If your tastes run exotic, you'll love the leaves of this South African native, which mimic the skin of a crocodile. Group several together in a large container in the family room, or use a single plant in the bath, where it will love the extra humidity.
Keys to success: Bright, indirect light and regular water are best, but this fern will tolerate short periods of drought, especially during winter.
5. White Rabbit's Foot Fern (Humata tyermannii)
Often sold in hanging baskets, this fern can be repotted into any container that shows off its fur-covered feet, which are really rhizomes. This plant does not mind being pot-bound, as long as you water more frequently.
Keys to success: Do not let this fern sit in water, or it will rot. Allow the soil to dry out slightly between waterings. Fertilize only when new growth is present with a 20-10-20 formulation at one-quarter the rate recommended on the package.
Help! Why do ferns look great in the store but then wilt and drop leaves when I bring them home? Maidenhair seems to be the worst.

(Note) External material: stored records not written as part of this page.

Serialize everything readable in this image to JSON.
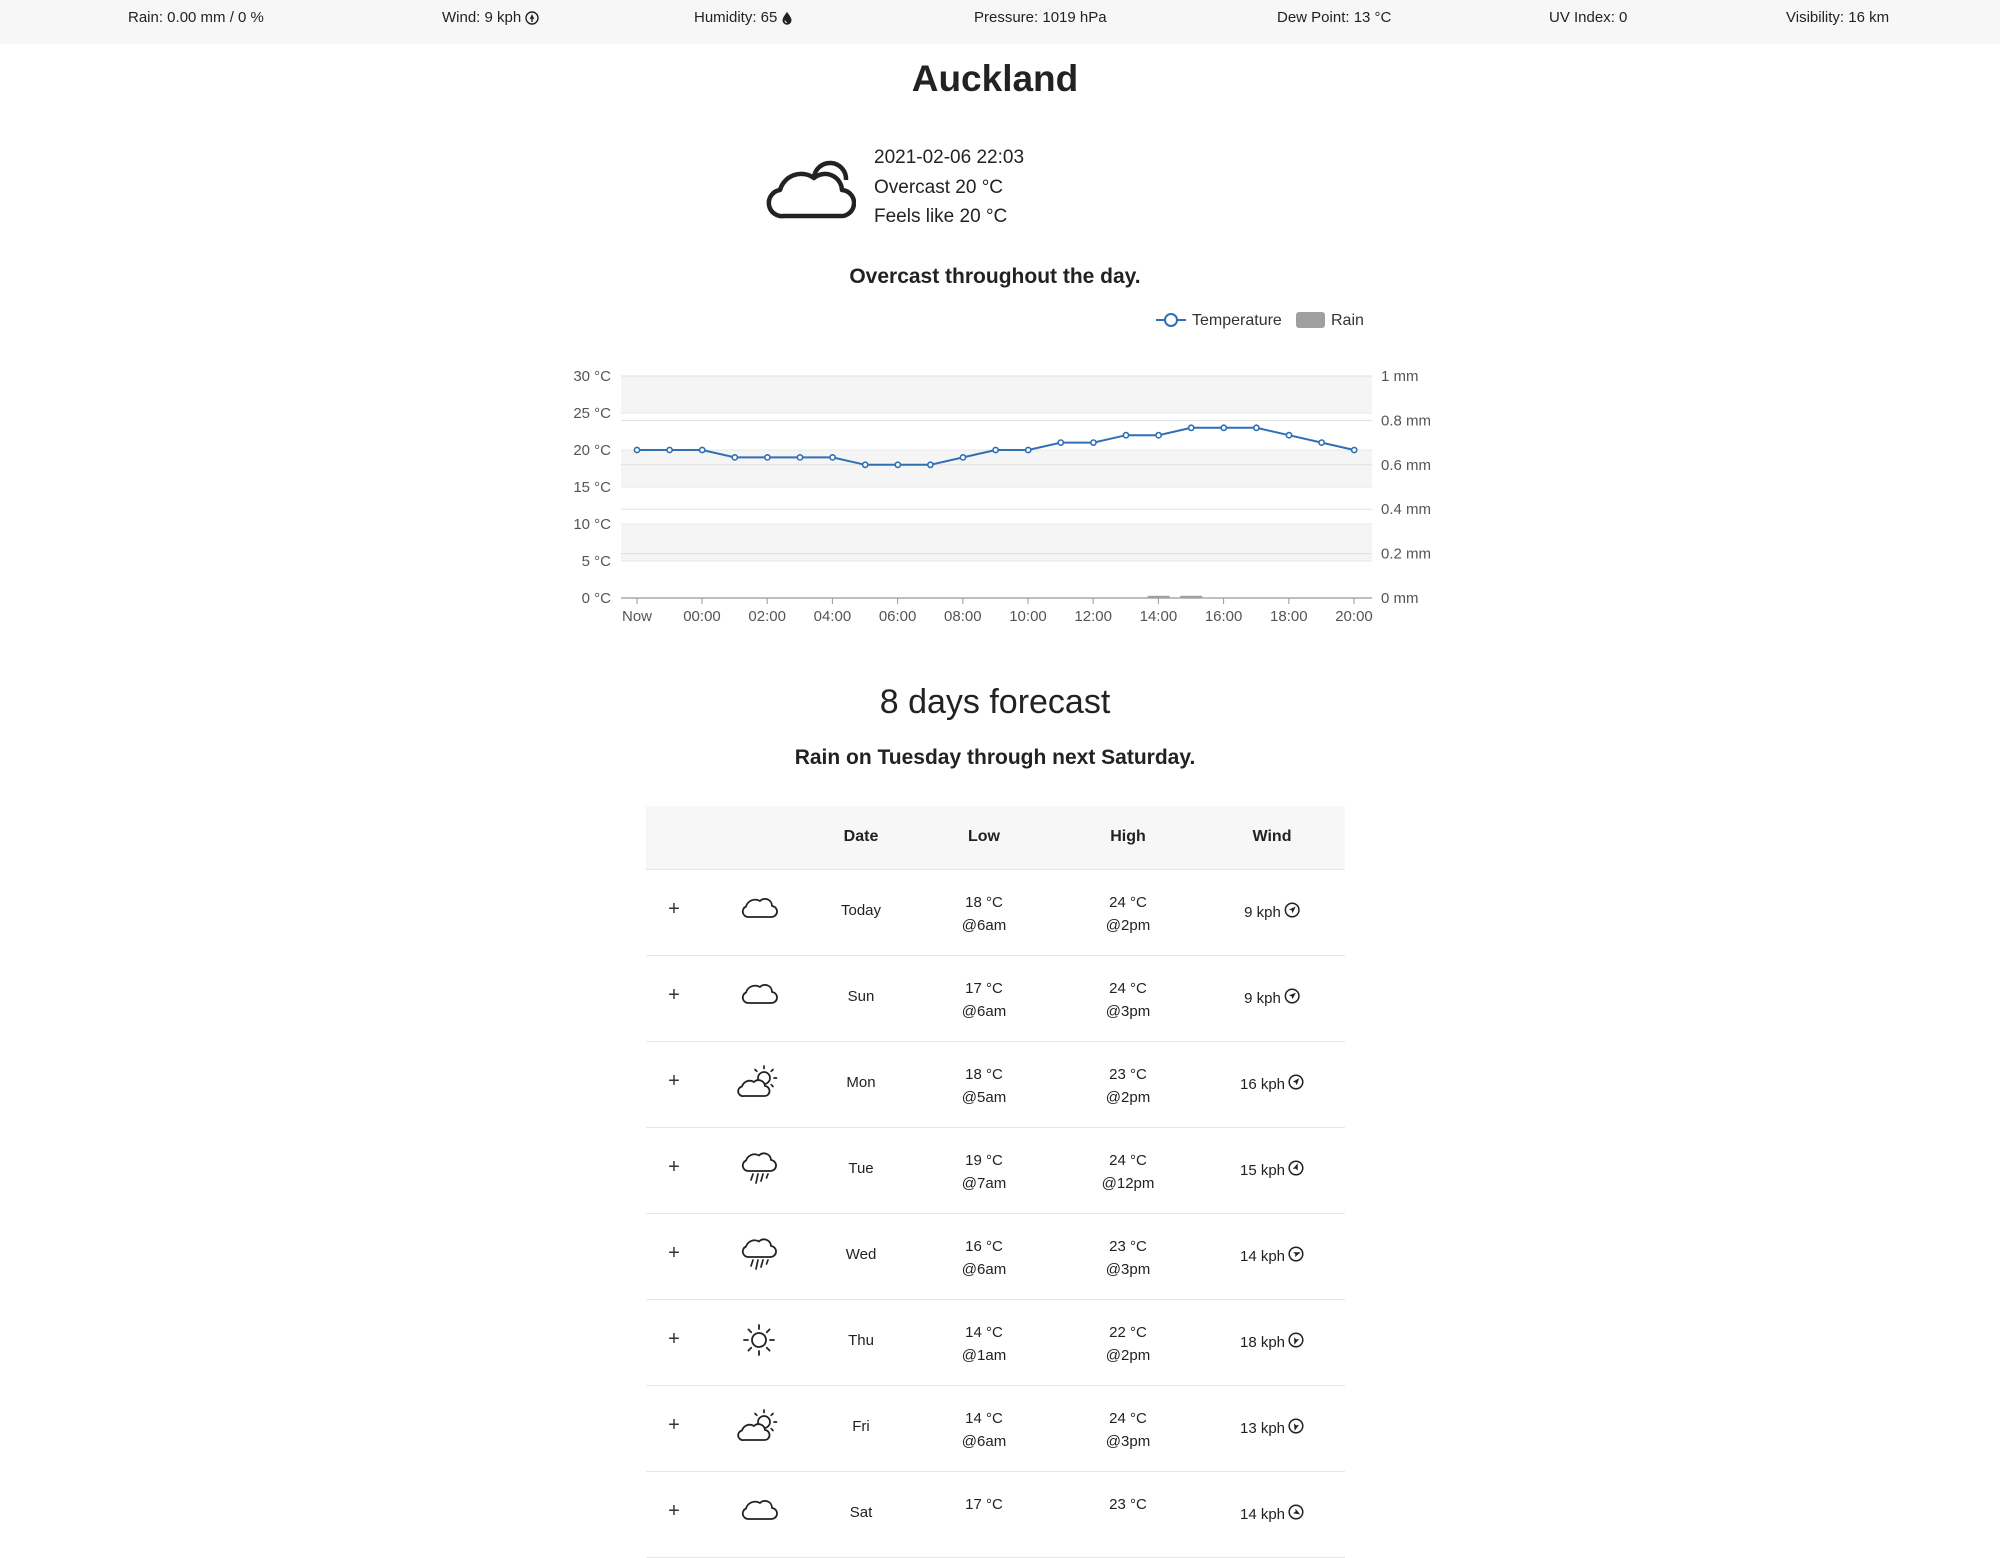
{
  "top_stats": {
    "rain": "Rain: 0.00 mm / 0 %",
    "wind": "Wind: 9 kph",
    "humidity": "Humidity: 65",
    "pressure": "Pressure: 1019 hPa",
    "dew_point": "Dew Point: 13 °C",
    "uv_index": "UV Index: 0",
    "visibility": "Visibility: 16 km"
  },
  "city": "Auckland",
  "current": {
    "icon": "cloud-icon",
    "datetime": "2021-02-06 22:03",
    "condition": "Overcast 20 °C",
    "feels_like": "Feels like 20 °C"
  },
  "today_summary": "Overcast throughout the day.",
  "chart_data": {
    "type": "line",
    "legend": {
      "placement": "top-right",
      "entries": [
        "Temperature",
        "Rain"
      ]
    },
    "x_tick_labels": [
      "Now",
      "00:00",
      "02:00",
      "04:00",
      "06:00",
      "08:00",
      "10:00",
      "12:00",
      "14:00",
      "16:00",
      "18:00",
      "20:00"
    ],
    "y_left_ticks": [
      "0 °C",
      "5 °C",
      "10 °C",
      "15 °C",
      "20 °C",
      "25 °C",
      "30 °C"
    ],
    "y_right_ticks": [
      "0 mm",
      "0.2 mm",
      "0.4 mm",
      "0.6 mm",
      "0.8 mm",
      "1 mm"
    ],
    "ylim_left": [
      0,
      30
    ],
    "ylim_right": [
      0,
      1
    ],
    "grid": true,
    "series": [
      {
        "name": "Temperature",
        "color": "#2f6fb4",
        "values": [
          20,
          20,
          20,
          19,
          19,
          19,
          19,
          18,
          18,
          18,
          19,
          20,
          20,
          21,
          21,
          22,
          22,
          23,
          23,
          23,
          22,
          21,
          20
        ]
      },
      {
        "name": "Rain",
        "color": "#a0a0a0",
        "values": [
          0,
          0,
          0,
          0,
          0,
          0,
          0,
          0,
          0,
          0,
          0,
          0,
          0,
          0,
          0,
          0,
          0.01,
          0.01,
          0,
          0,
          0,
          0,
          0
        ]
      }
    ]
  },
  "forecast": {
    "title": "8 days forecast",
    "summary": "Rain on Tuesday through next Saturday.",
    "headers": {
      "date": "Date",
      "low": "Low",
      "high": "High",
      "wind": "Wind"
    },
    "rows": [
      {
        "icon": "cloud-icon",
        "day": "Today",
        "low": "18 °C",
        "low_time": "@6am",
        "high": "24 °C",
        "high_time": "@2pm",
        "wind": "9 kph",
        "wind_deg": 45
      },
      {
        "icon": "cloud-icon",
        "day": "Sun",
        "low": "17 °C",
        "low_time": "@6am",
        "high": "24 °C",
        "high_time": "@3pm",
        "wind": "9 kph",
        "wind_deg": 50
      },
      {
        "icon": "partly-cloudy-icon",
        "day": "Mon",
        "low": "18 °C",
        "low_time": "@5am",
        "high": "23 °C",
        "high_time": "@2pm",
        "wind": "16 kph",
        "wind_deg": 40
      },
      {
        "icon": "rain-icon",
        "day": "Tue",
        "low": "19 °C",
        "low_time": "@7am",
        "high": "24 °C",
        "high_time": "@12pm",
        "wind": "15 kph",
        "wind_deg": 20
      },
      {
        "icon": "rain-icon",
        "day": "Wed",
        "low": "16 °C",
        "low_time": "@6am",
        "high": "23 °C",
        "high_time": "@3pm",
        "wind": "14 kph",
        "wind_deg": 70
      },
      {
        "icon": "sun-icon",
        "day": "Thu",
        "low": "14 °C",
        "low_time": "@1am",
        "high": "22 °C",
        "high_time": "@2pm",
        "wind": "18 kph",
        "wind_deg": 200
      },
      {
        "icon": "partly-cloudy-icon",
        "day": "Fri",
        "low": "14 °C",
        "low_time": "@6am",
        "high": "24 °C",
        "high_time": "@3pm",
        "wind": "13 kph",
        "wind_deg": 195
      },
      {
        "icon": "cloud-icon",
        "day": "Sat",
        "low": "17 °C",
        "low_time": "",
        "high": "23 °C",
        "high_time": "",
        "wind": "14 kph",
        "wind_deg": 120
      }
    ]
  }
}
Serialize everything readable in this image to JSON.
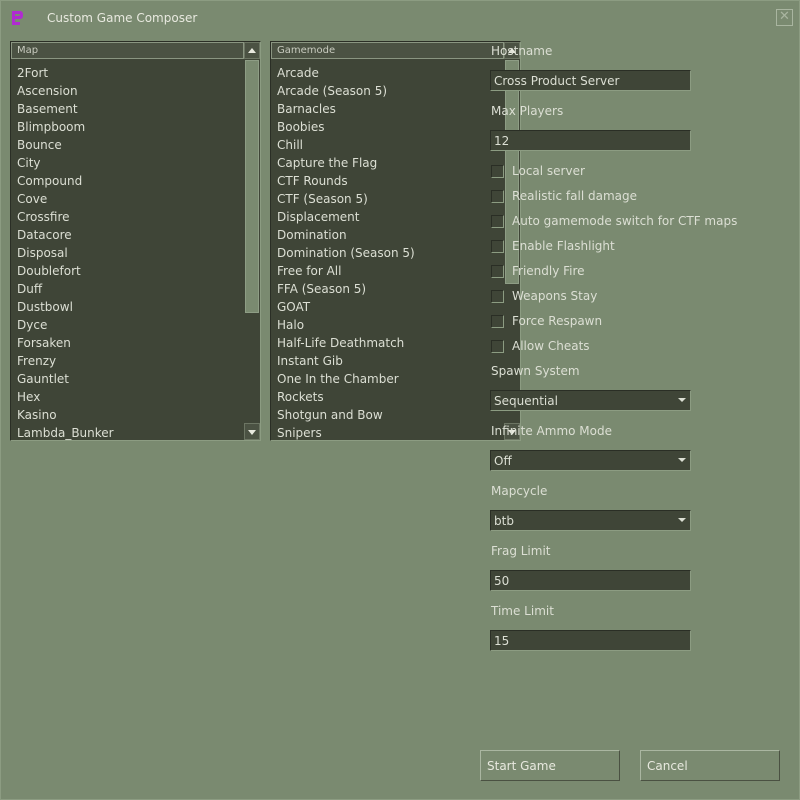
{
  "window": {
    "title": "Custom Game Composer"
  },
  "map_list": {
    "header": "Map",
    "items": [
      "2Fort",
      "Ascension",
      "Basement",
      "Blimpboom",
      "Bounce",
      "City",
      "Compound",
      "Cove",
      "Crossfire",
      "Datacore",
      "Disposal",
      "Doublefort",
      "Duff",
      "Dustbowl",
      "Dyce",
      "Forsaken",
      "Frenzy",
      "Gauntlet",
      "Hex",
      "Kasino",
      "Lambda_Bunker"
    ]
  },
  "gamemode_list": {
    "header": "Gamemode",
    "items": [
      "Arcade",
      "Arcade (Season 5)",
      "Barnacles",
      "Boobies",
      "Chill",
      "Capture the Flag",
      "CTF Rounds",
      "CTF (Season 5)",
      "Displacement",
      "Domination",
      "Domination (Season 5)",
      "Free for All",
      "FFA (Season 5)",
      "GOAT",
      "Halo",
      "Half-Life Deathmatch",
      "Instant Gib",
      "One In the Chamber",
      "Rockets",
      "Shotgun and Bow",
      "Snipers"
    ]
  },
  "form": {
    "hostname_label": "Hostname",
    "hostname_value": "Cross Product Server",
    "max_players_label": "Max Players",
    "max_players_value": "12",
    "checkboxes": [
      {
        "label": "Local server",
        "checked": false
      },
      {
        "label": "Realistic fall damage",
        "checked": false
      },
      {
        "label": "Auto gamemode switch for CTF maps",
        "checked": false
      },
      {
        "label": "Enable Flashlight",
        "checked": false
      },
      {
        "label": "Friendly Fire",
        "checked": false
      },
      {
        "label": "Weapons Stay",
        "checked": false
      },
      {
        "label": "Force Respawn",
        "checked": false
      },
      {
        "label": "Allow Cheats",
        "checked": false
      }
    ],
    "spawn_system_label": "Spawn System",
    "spawn_system_value": "Sequential",
    "infinite_ammo_label": "Infinite Ammo Mode",
    "infinite_ammo_value": "Off",
    "mapcycle_label": "Mapcycle",
    "mapcycle_value": "btb",
    "frag_limit_label": "Frag Limit",
    "frag_limit_value": "50",
    "time_limit_label": "Time Limit",
    "time_limit_value": "15"
  },
  "buttons": {
    "start": "Start Game",
    "cancel": "Cancel"
  },
  "icons": {
    "app": "game-logo-icon",
    "close": "close-icon",
    "scroll_up": "arrow-up-icon",
    "scroll_down": "arrow-down-icon",
    "dropdown": "chevron-down-icon"
  },
  "colors": {
    "background": "#7a8a70",
    "field": "#3f4537",
    "text": "#dcdfd4",
    "logo": "#b02bd1"
  }
}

Sounds like root burn is the cause. If a fern dries out in shipment to the retailer or in the home, the drop in moisture concentrates the fertilizer, burning tender roots. To avoid this common problem, Dallas-based Casa Flora, the nation's leading producer of fern liners, offers this advice.
Turn your new fern upside down, and gently shake it to remove the timed-release fertilizer pellets. Next, hold the plant under tepid running water to flush additional nutrients from the soil. Resume a normal feeding schedule with a 20-10-20 water-soluble fertilizer at half the rate recommended on the package. "Once a month is fine for most," says company representative Emily Mason. Water regularly, and place it in bright, filtered light.
Maidenhair fern (Adiantum sp.) requires high humidity, no heat, no drafts, and bright light. Never let it dry out, but don't keep it wet either. Place the plant atop a pebble-filled saucer, water from the top, and empty the saucer once the plant has drained.
"Five Great Indoor Ferns" is from the January 2008 issue of Southern Living.